Recommended Dietary Allowances for all nutrients are set by the Institute of Medicine. The RDA for protein for adults over the age of 18 is 10 to 35 percent of your total calories. The RDA for children aged 4 to 18 is 10 to 30 percent of their total calories. Children aged 1 to 3 should consume 5 to 20 percent of their calories from protein. There is no RDA for protein for infants.
Calculating Protein Needs
You can determine your protein needs by first calculating your total caloric needs. Calculate your caloric needs using an online calculator that takes into account your age, sex and activity level. The average American adult typically needs about 2,000 calories a day. If 10 to 35 percent of your total calories should come from protein, you would then need 200 to 700 protein calories each day. Protein contains 4 calories per 1 gram, so this caloric value amounts to 50 to 175 grams of protein per day. A protein intake of 100 grams a day would be appropriate for adults who consume anywhere from about 1,200 to 4,000 calories a day.
There is no defined level at which excessive amounts of protein are associated with adverse health effects, according to the IOM. Any protein you consume that your body doesn't need is excreted through bodily waste. Too little protein in the diet, however, is called protein-energy undernutrition, and it can lead to severe impairment of your vital organs, dehydration, problems dispelling bodily waste and possibly death. A diet consisting of 10 percent protein should be thought of as the minimum amount necessary to maintain health.

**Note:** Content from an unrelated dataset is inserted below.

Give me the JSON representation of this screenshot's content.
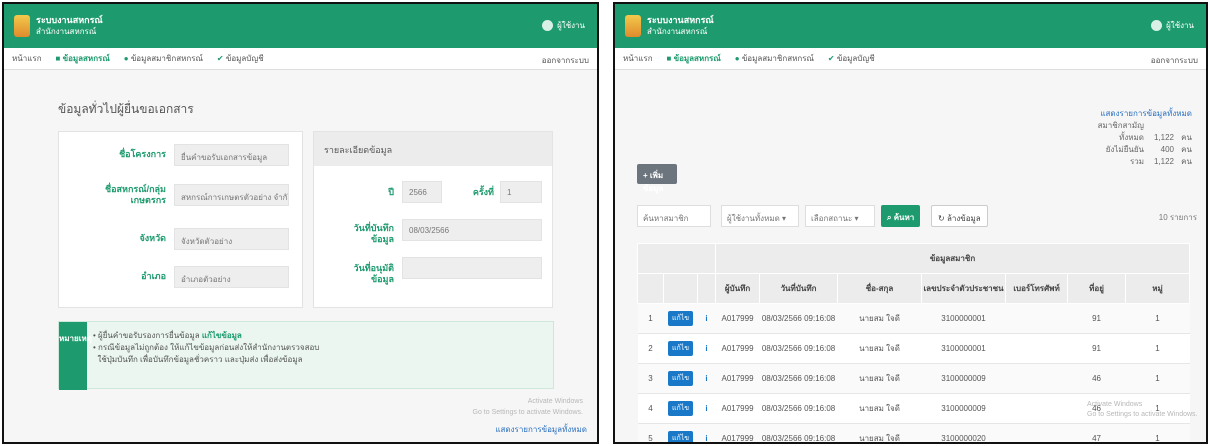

Protein exists in both animal and plant sources. The best way to ensure adequate protein intake is to consume a wide range of meats, grains and vegetables. Fish and poultry are generally better than red meat because they have similar protein content but much less fat. Dairy products offer plenty of protein but can also be high in saturated fat and cholesterol. Try to consume low-fat dairy products when possible. Legumes, beans and whole-grain products are the best plant sources of protein, particularly soy.
- MedlinePlus: Protein in Diet
- KidsHealth: Learning About Proteins
- Institute of Medicine: Dietary Reference Intakes; Macronutrients
- Merck Manuals: Protein-Energy Undernutrition
- Harvard School of Public Heath: Protein
- Columbia University: Go Ask Alice: Do Bodybuilders and Weight Lifters Need More Protein?
- Centers for Disease Control and Prevention: Protein